== INPUT ==
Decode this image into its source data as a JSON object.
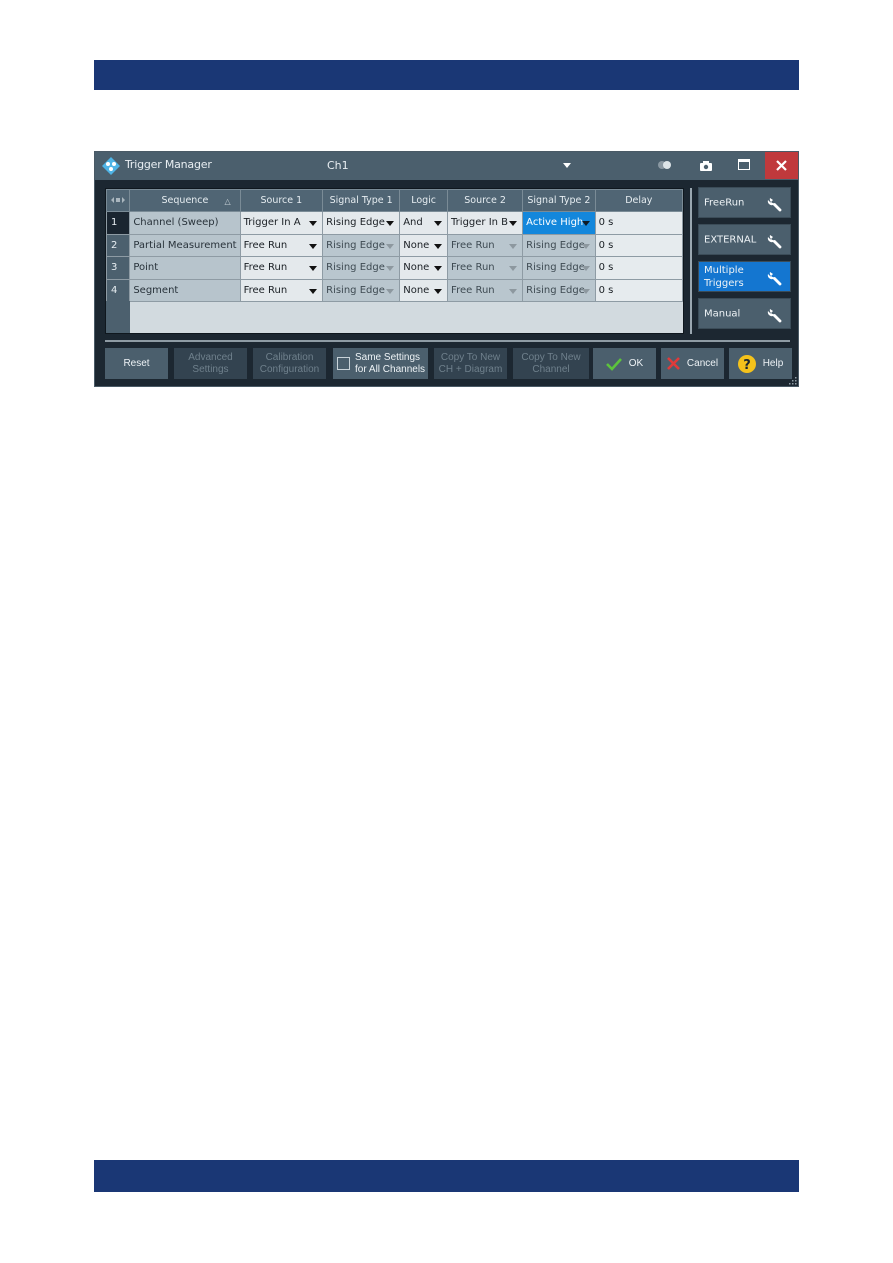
{
  "dialog": {
    "title": "Trigger Manager",
    "channel": "Ch1",
    "colors": {
      "band": "#1a3775",
      "titlebar": "#4b5f6d",
      "close": "#c0393c",
      "active_blue": "#1387dc",
      "selected_button": "#1476d0"
    }
  },
  "grid": {
    "columns": [
      "Sequence",
      "Source 1",
      "Signal Type 1",
      "Logic",
      "Source 2",
      "Signal Type 2",
      "Delay"
    ],
    "rows": [
      {
        "num": "1",
        "sequence": "Channel (Sweep)",
        "source1": "Trigger In A",
        "signal1": "Rising Edge",
        "logic": "And",
        "source2": "Trigger In B",
        "signal2": "Active High",
        "delay": "0 s"
      },
      {
        "num": "2",
        "sequence": "Partial Measurement",
        "source1": "Free Run",
        "signal1": "Rising Edge",
        "logic": "None",
        "source2": "Free Run",
        "signal2": "Rising Edge",
        "delay": "0 s"
      },
      {
        "num": "3",
        "sequence": "Point",
        "source1": "Free Run",
        "signal1": "Rising Edge",
        "logic": "None",
        "source2": "Free Run",
        "signal2": "Rising Edge",
        "delay": "0 s"
      },
      {
        "num": "4",
        "sequence": "Segment",
        "source1": "Free Run",
        "signal1": "Rising Edge",
        "logic": "None",
        "source2": "Free Run",
        "signal2": "Rising Edge",
        "delay": "0 s"
      }
    ]
  },
  "side_buttons": [
    {
      "label": "FreeRun",
      "active": false
    },
    {
      "label": "EXTERNAL",
      "active": false
    },
    {
      "label": "Multiple\nTriggers",
      "active": true
    },
    {
      "label": "Manual",
      "active": false
    }
  ],
  "footer": {
    "reset": "Reset",
    "advanced": "Advanced\nSettings",
    "calibration": "Calibration\nConfiguration",
    "same_settings": "Same Settings\nfor All Channels",
    "same_settings_checked": false,
    "copy_ch_diagram": "Copy To New\nCH + Diagram",
    "copy_channel": "Copy To New\nChannel",
    "ok": "OK",
    "cancel": "Cancel",
    "help": "Help"
  }
}
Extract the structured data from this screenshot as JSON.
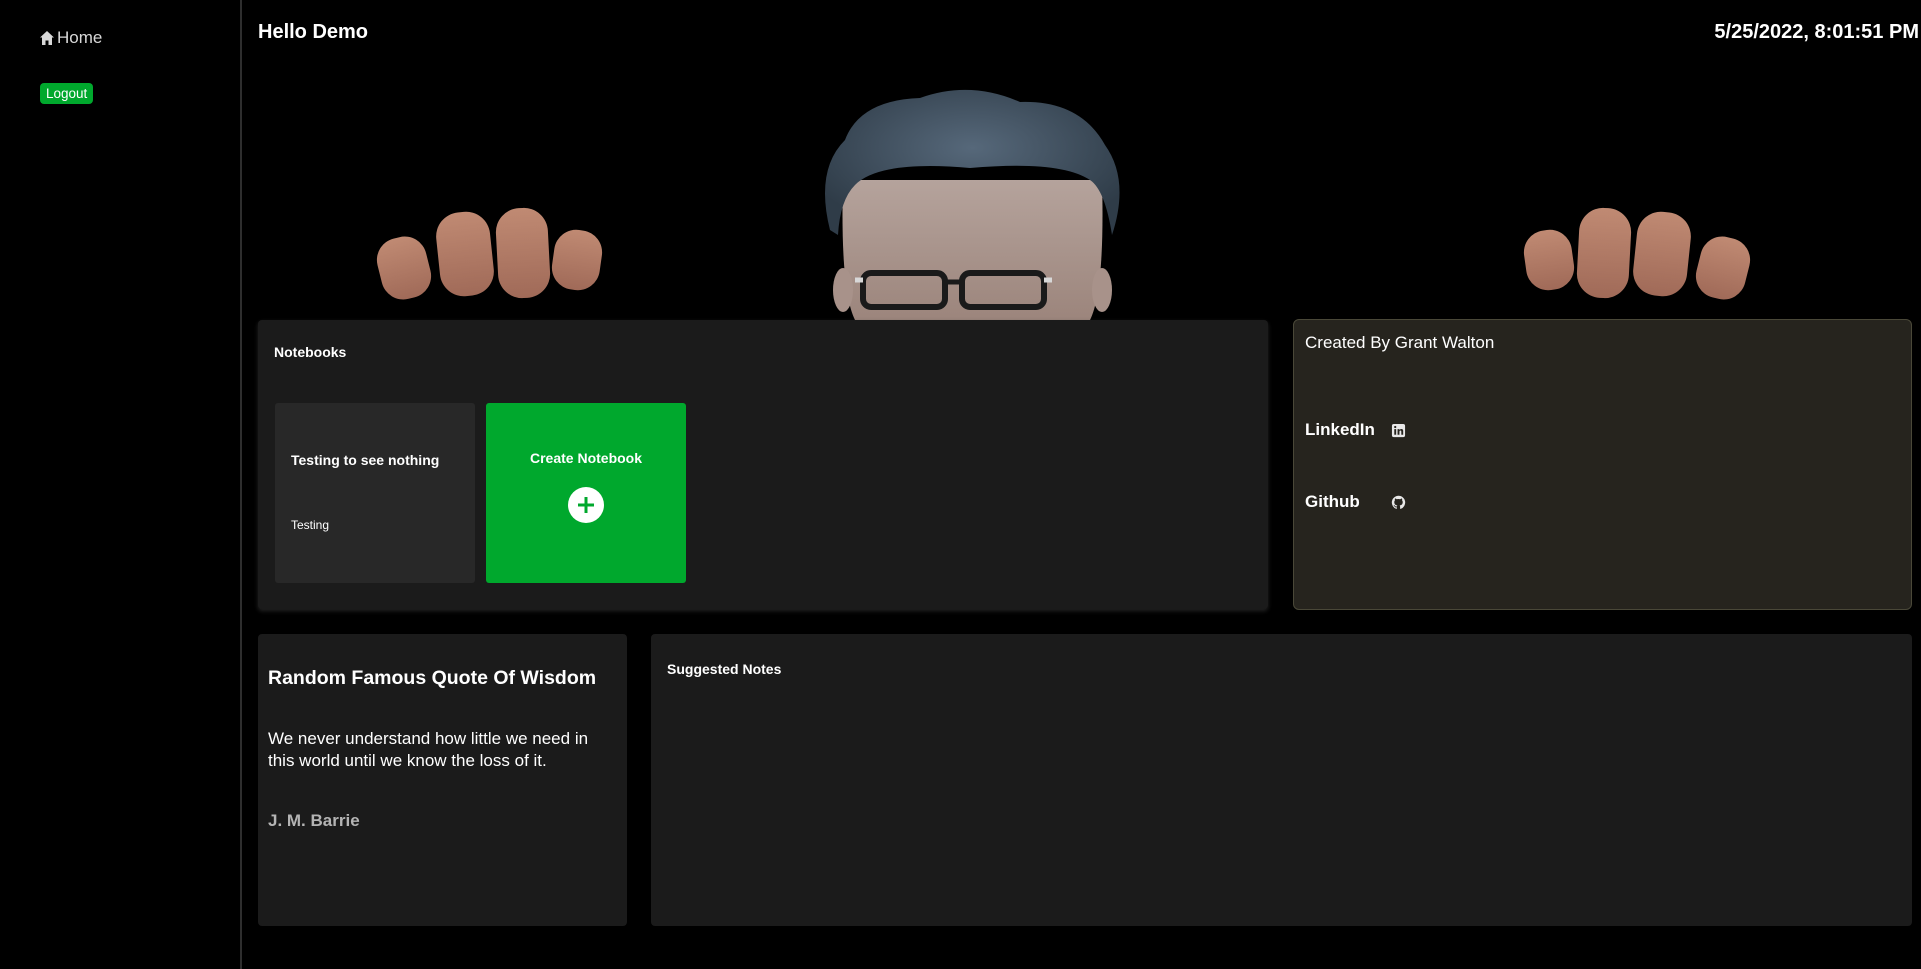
{
  "sidebar": {
    "home_label": "Home",
    "logout_label": "Logout"
  },
  "header": {
    "greeting": "Hello Demo",
    "datetime": "5/25/2022, 8:01:51 PM"
  },
  "notebooks": {
    "title": "Notebooks",
    "items": [
      {
        "title": "Testing to see nothing",
        "subtitle": "Testing"
      }
    ],
    "create_label": "Create Notebook"
  },
  "about": {
    "title": "Created By Grant Walton",
    "linkedin_label": "LinkedIn",
    "github_label": "Github"
  },
  "quote": {
    "title": "Random Famous Quote Of Wisdom",
    "text": "We never understand how little we need in this world until we know the loss of it.",
    "author": "J. M. Barrie"
  },
  "suggested": {
    "title": "Suggested Notes"
  },
  "icons": {
    "home": "home-icon",
    "plus": "plus-icon",
    "linkedin": "linkedin-icon",
    "github": "github-icon"
  },
  "colors": {
    "accent": "#00a82d",
    "card": "#1b1b1b",
    "about_card": "#26241e",
    "background": "#000000"
  }
}
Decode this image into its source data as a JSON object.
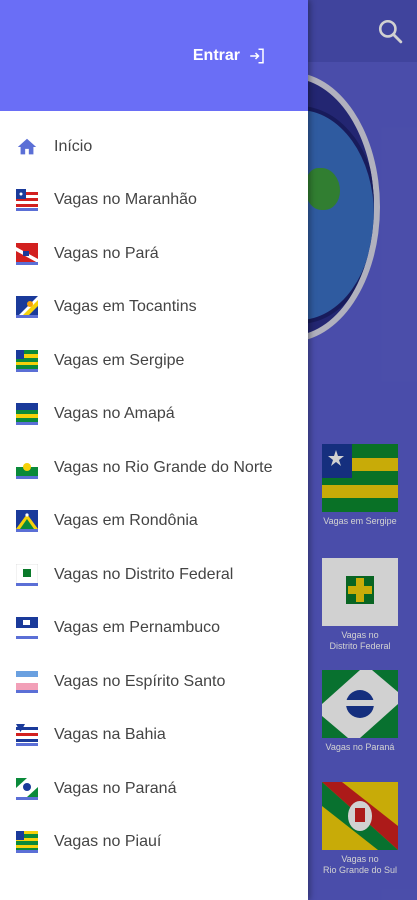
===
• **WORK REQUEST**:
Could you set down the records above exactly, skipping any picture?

• **SOLUTION**:
Decode this image into its source data as a JSON object.
{
  "dialog": {
    "title": "Trigger Manager",
    "channel": "Ch1",
    "colors": {
      "band": "#1a3775",
      "titlebar": "#4b5f6d",
      "close": "#c0393c",
      "active_blue": "#1387dc",
      "selected_button": "#1476d0"
    }
  },
  "grid": {
    "columns": [
      "Sequence",
      "Source 1",
      "Signal Type 1",
      "Logic",
      "Source 2",
      "Signal Type 2",
      "Delay"
    ],
    "rows": [
      {
        "num": "1",
        "sequence": "Channel (Sweep)",
        "source1": "Trigger In A",
        "signal1": "Rising Edge",
        "logic": "And",
        "source2": "Trigger In B",
        "signal2": "Active High",
        "delay": "0 s"
      },
      {
        "num": "2",
        "sequence": "Partial Measurement",
        "source1": "Free Run",
        "signal1": "Rising Edge",
        "logic": "None",
        "source2": "Free Run",
        "signal2": "Rising Edge",
        "delay": "0 s"
      },
      {
        "num": "3",
        "sequence": "Point",
        "source1": "Free Run",
        "signal1": "Rising Edge",
        "logic": "None",
        "source2": "Free Run",
        "signal2": "Rising Edge",
        "delay": "0 s"
      },
      {
        "num": "4",
        "sequence": "Segment",
        "source1": "Free Run",
        "signal1": "Rising Edge",
        "logic": "None",
        "source2": "Free Run",
        "signal2": "Rising Edge",
        "delay": "0 s"
      }
    ]
  },
  "side_buttons": [
    {
      "label": "FreeRun",
      "active": false
    },
    {
      "label": "EXTERNAL",
      "active": false
    },
    {
      "label": "Multiple\nTriggers",
      "active": true
    },
    {
      "label": "Manual",
      "active": false
    }
  ],
  "footer": {
    "reset": "Reset",
    "advanced": "Advanced\nSettings",
    "calibration": "Calibration\nConfiguration",
    "same_settings": "Same Settings\nfor All Channels",
    "same_settings_checked": false,
    "copy_ch_diagram": "Copy To New\nCH + Diagram",
    "copy_channel": "Copy To New\nChannel",
    "ok": "OK",
    "cancel": "Cancel",
    "help": "Help"
  }
}
Extract the structured data from this screenshot as JSON.
{
  "sidebar": {
    "home_label": "Home",
    "logout_label": "Logout"
  },
  "header": {
    "greeting": "Hello Demo",
    "datetime": "5/25/2022, 8:01:51 PM"
  },
  "notebooks": {
    "title": "Notebooks",
    "items": [
      {
        "title": "Testing to see nothing",
        "subtitle": "Testing"
      }
    ],
    "create_label": "Create Notebook"
  },
  "about": {
    "title": "Created By Grant Walton",
    "linkedin_label": "LinkedIn",
    "github_label": "Github"
  },
  "quote": {
    "title": "Random Famous Quote Of Wisdom",
    "text": "We never understand how little we need in this world until we know the loss of it.",
    "author": "J. M. Barrie"
  },
  "suggested": {
    "title": "Suggested Notes"
  },
  "icons": {
    "home": "home-icon",
    "plus": "plus-icon",
    "linkedin": "linkedin-icon",
    "github": "github-icon"
  },
  "colors": {
    "accent": "#00a82d",
    "card": "#1b1b1b",
    "about_card": "#26241e",
    "background": "#000000"
  }
}
Decode this image into its source data as a JSON object.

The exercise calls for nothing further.